**** Excerpted data

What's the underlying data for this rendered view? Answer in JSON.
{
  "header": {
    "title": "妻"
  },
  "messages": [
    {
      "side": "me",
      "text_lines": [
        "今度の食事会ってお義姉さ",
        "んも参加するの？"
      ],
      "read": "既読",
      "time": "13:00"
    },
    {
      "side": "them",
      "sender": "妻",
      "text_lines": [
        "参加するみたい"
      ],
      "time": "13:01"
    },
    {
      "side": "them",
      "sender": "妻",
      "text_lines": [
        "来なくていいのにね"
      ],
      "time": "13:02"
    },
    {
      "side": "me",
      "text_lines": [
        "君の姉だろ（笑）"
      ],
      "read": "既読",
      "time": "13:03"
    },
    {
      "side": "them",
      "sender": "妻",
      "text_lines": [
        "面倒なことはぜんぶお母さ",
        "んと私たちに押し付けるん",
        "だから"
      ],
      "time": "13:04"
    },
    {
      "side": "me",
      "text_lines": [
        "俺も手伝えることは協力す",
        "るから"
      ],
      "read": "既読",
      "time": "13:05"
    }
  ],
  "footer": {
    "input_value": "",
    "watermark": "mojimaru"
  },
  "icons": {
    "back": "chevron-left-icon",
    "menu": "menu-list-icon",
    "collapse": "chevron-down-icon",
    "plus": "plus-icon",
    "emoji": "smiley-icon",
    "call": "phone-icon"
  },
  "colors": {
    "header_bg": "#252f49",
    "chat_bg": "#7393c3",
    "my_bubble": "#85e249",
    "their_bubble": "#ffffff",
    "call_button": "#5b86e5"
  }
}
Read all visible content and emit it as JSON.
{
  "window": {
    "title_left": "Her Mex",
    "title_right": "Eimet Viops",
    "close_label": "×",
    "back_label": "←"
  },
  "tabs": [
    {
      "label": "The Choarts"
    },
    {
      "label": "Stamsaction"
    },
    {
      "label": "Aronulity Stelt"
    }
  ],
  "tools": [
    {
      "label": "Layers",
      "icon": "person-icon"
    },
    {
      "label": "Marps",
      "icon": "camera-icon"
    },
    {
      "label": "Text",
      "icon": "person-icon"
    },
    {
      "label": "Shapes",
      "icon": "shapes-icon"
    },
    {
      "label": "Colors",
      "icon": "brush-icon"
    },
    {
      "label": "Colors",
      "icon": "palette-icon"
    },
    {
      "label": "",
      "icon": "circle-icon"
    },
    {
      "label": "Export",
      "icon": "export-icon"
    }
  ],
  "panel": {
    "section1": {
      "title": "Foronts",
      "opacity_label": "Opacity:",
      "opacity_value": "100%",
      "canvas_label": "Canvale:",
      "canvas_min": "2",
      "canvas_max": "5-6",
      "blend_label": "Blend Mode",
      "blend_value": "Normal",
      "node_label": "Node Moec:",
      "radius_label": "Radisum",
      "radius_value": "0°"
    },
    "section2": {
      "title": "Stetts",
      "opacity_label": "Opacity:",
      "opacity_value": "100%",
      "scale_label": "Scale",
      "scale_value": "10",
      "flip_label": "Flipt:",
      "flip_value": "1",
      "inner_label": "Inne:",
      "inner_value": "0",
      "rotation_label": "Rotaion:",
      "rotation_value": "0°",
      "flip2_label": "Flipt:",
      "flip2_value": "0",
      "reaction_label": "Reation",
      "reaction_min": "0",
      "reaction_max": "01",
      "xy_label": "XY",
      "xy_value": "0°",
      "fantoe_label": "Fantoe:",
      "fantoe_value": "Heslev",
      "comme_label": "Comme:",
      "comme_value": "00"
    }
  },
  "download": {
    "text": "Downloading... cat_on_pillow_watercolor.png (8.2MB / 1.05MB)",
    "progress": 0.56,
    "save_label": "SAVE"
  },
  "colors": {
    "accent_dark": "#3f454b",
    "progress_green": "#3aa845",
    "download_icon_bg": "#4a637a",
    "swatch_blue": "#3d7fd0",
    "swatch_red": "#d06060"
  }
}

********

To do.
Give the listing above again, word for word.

Output of the task.
What's the underlying data for this rendered view? Answer in JSON.
{
  "header": {
    "title": "妻"
  },
  "messages": [
    {
      "side": "me",
      "text_lines": [
        "今度の食事会ってお義姉さ",
        "んも参加するの？"
      ],
      "read": "既読",
      "time": "13:00"
    },
    {
      "side": "them",
      "sender": "妻",
      "text_lines": [
        "参加するみたい"
      ],
      "time": "13:01"
    },
    {
      "side": "them",
      "sender": "妻",
      "text_lines": [
        "来なくていいのにね"
      ],
      "time": "13:02"
    },
    {
      "side": "me",
      "text_lines": [
        "君の姉だろ（笑）"
      ],
      "read": "既読",
      "time": "13:03"
    },
    {
      "side": "them",
      "sender": "妻",
      "text_lines": [
        "面倒なことはぜんぶお母さ",
        "んと私たちに押し付けるん",
        "だから"
      ],
      "time": "13:04"
    },
    {
      "side": "me",
      "text_lines": [
        "俺も手伝えることは協力す",
        "るから"
      ],
      "read": "既読",
      "time": "13:05"
    }
  ],
  "footer": {
    "input_value": "",
    "watermark": "mojimaru"
  },
  "icons": {
    "back": "chevron-left-icon",
    "menu": "menu-list-icon",
    "collapse": "chevron-down-icon",
    "plus": "plus-icon",
    "emoji": "smiley-icon",
    "call": "phone-icon"
  },
  "colors": {
    "header_bg": "#252f49",
    "chat_bg": "#7393c3",
    "my_bubble": "#85e249",
    "their_bubble": "#ffffff",
    "call_button": "#5b86e5"
  }
}
Read all visible content and emit it as JSON.
{
  "window": {
    "title_left": "Her Mex",
    "title_right": "Eimet Viops",
    "close_label": "×",
    "back_label": "←"
  },
  "tabs": [
    {
      "label": "The Choarts"
    },
    {
      "label": "Stamsaction"
    },
    {
      "label": "Aronulity Stelt"
    }
  ],
  "tools": [
    {
      "label": "Layers",
      "icon": "person-icon"
    },
    {
      "label": "Marps",
      "icon": "camera-icon"
    },
    {
      "label": "Text",
      "icon": "person-icon"
    },
    {
      "label": "Shapes",
      "icon": "shapes-icon"
    },
    {
      "label": "Colors",
      "icon": "brush-icon"
    },
    {
      "label": "Colors",
      "icon": "palette-icon"
    },
    {
      "label": "",
      "icon": "circle-icon"
    },
    {
      "label": "Export",
      "icon": "export-icon"
    }
  ],
  "panel": {
    "section1": {
      "title": "Foronts",
      "opacity_label": "Opacity:",
      "opacity_value": "100%",
      "canvas_label": "Canvale:",
      "canvas_min": "2",
      "canvas_max": "5-6",
      "blend_label": "Blend Mode",
      "blend_value": "Normal",
      "node_label": "Node Moec:",
      "radius_label": "Radisum",
      "radius_value": "0°"
    },
    "section2": {
      "title": "Stetts",
      "opacity_label": "Opacity:",
      "opacity_value": "100%",
      "scale_label": "Scale",
      "scale_value": "10",
      "flip_label": "Flipt:",
      "flip_value": "1",
      "inner_label": "Inne:",
      "inner_value": "0",
      "rotation_label": "Rotaion:",
      "rotation_value": "0°",
      "flip2_label": "Flipt:",
      "flip2_value": "0",
      "reaction_label": "Reation",
      "reaction_min": "0",
      "reaction_max": "01",
      "xy_label": "XY",
      "xy_value": "0°",
      "fantoe_label": "Fantoe:",
      "fantoe_value": "Heslev",
      "comme_label": "Comme:",
      "comme_value": "00"
    }
  },
  "download": {
    "text": "Downloading... cat_on_pillow_watercolor.png (8.2MB / 1.05MB)",
    "progress": 0.56,
    "save_label": "SAVE"
  },
  "colors": {
    "accent_dark": "#3f454b",
    "progress_green": "#3aa845",
    "download_icon_bg": "#4a637a",
    "swatch_blue": "#3d7fd0",
    "swatch_red": "#d06060"
  }
}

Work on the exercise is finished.